Like any dental procedure, you may experience some pain, swelling, and soreness afterwards, and you may be numb from the local anesthetic for the rest of the day following your appointment.
You may lean towards a soft food diet for several days after having your teeth deep cleaned since your gums will be tender.
You may also want to avoid cold food or drinks due to heightened sensitivity.
In order to prevent infections and to help your gums heal, your dentist may prescribe antibiotic pills or a mouth rinse.
Always follow the after-care instructions provided by your dentist and be sure to call if you experience unusual amounts of pain or have any issues related to your deep teeth cleaning or teeth and gums.
You will have a follow-up appointment after the deep teeth cleaning process has been completed in order to check on your healing progress; your dentist may also advise that you get standard teeth cleanings every 3 months instead of the normal 6 months after your initial deep teeth cleaning.
How to Care for Your Teeth After Deep Teeth Cleaning
After getting a deep teeth cleaning, you need to be extra gentle and careful with your teeth and gums, keep them as clean as you can, and take any medications prescribed by your dentist.
You should be aware that if the deep teeth cleaning or gum scaling and root planing do not reverse the course of your gingivitis and you develop periodontitis, you may need more extensive treatment or surgery.

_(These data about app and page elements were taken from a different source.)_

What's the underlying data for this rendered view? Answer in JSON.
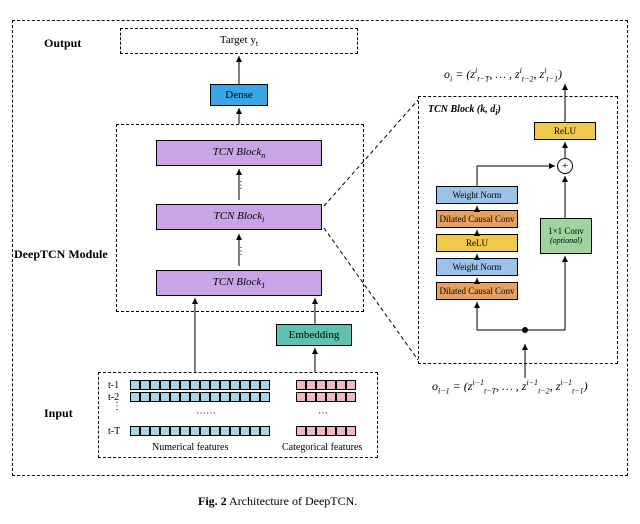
{
  "output_label": "Output",
  "target_label": "Target y",
  "target_sub": "t",
  "dense_label": "Dense",
  "module_label": "DeepTCN Module",
  "tcn_n": "TCN Block",
  "tcn_n_sub": "n",
  "tcn_i": "TCN Block",
  "tcn_i_sub": "i",
  "tcn_1": "TCN Block",
  "tcn_1_sub": "1",
  "embedding": "Embedding",
  "input_label": "Input",
  "time_labels": {
    "t1": "t-1",
    "t2": "t-2",
    "tT": "t-T"
  },
  "num_feat": "Numerical features",
  "cat_feat": "Categorical  features",
  "caption_prefix": "Fig. 2",
  "caption_rest": " Architecture of DeepTCN.",
  "detail": {
    "title": "TCN Block (k, d",
    "title_sub": "i",
    "title_end": ")",
    "relu": "ReLU",
    "wn": "Weight Norm",
    "dcc": "Dilated Causal Conv",
    "conv1": "1×1 Conv",
    "conv1_opt": "(optional)",
    "plus": "+"
  },
  "formulas": {
    "o_top": "o",
    "o_top_sub": "i",
    "o_top_eq": " = (z",
    "z_tT_sup": "i",
    "z_tT_sub": "t−T",
    "z_t2_sup": "i",
    "z_t2_sub": "t−2",
    "z_t1_sup": "i",
    "z_t1_sub": "t−1",
    "o_bot_sub": "i−1",
    "zb_sup": "i−1"
  }
}
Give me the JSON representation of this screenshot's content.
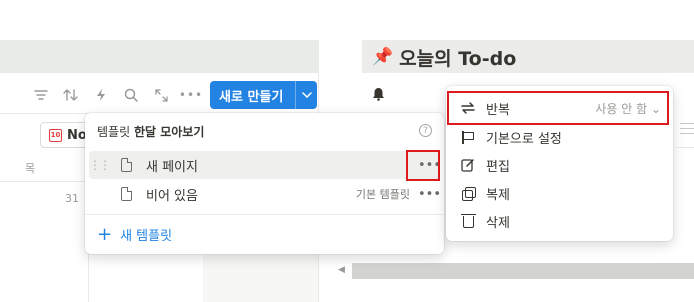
{
  "page": {
    "title": "오늘의 To-do",
    "title_icon": "pushpin-icon"
  },
  "toolbar": {
    "new_button_label": "새로 만들기",
    "icons": [
      "filter-icon",
      "sort-icon",
      "automation-bolt-icon",
      "search-icon",
      "expand-icon",
      "more-icon"
    ]
  },
  "view_chip": {
    "label": "No",
    "icon_text": "10"
  },
  "calendar": {
    "column_label": "목",
    "day_number": "31"
  },
  "template_popover": {
    "header_prefix": "템플릿",
    "header_bold": "한달 모아보기",
    "help_label": "?",
    "items": [
      {
        "name": "새 페이지",
        "badge": "",
        "more": "•••"
      },
      {
        "name": "비어 있음",
        "badge": "기본 템플릿",
        "more": "•••"
      }
    ],
    "new_template_label": "새 템플릿"
  },
  "context_menu": {
    "items": [
      {
        "label": "반복",
        "value": "사용 안 함 ⌄",
        "icon": "repeat-icon"
      },
      {
        "label": "기본으로 설정",
        "icon": "flag-icon"
      },
      {
        "label": "편집",
        "icon": "edit-icon"
      },
      {
        "label": "복제",
        "icon": "duplicate-icon"
      },
      {
        "label": "삭제",
        "icon": "trash-icon"
      }
    ]
  },
  "colors": {
    "accent": "#2383e2",
    "highlight_box": "#e0191c"
  }
}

That said, you can help continue the healing process and minimize the need for future deep teeth cleanings and other procedures by maintaining good dental hygiene, e.g. brushing and flossing on a daily basis and going for regular teeth cleanings on a six-month basis.
Of course, always consult your dentist if you have any questions and be sure to attend any follow up appointments and schedule regular cleanings in the future.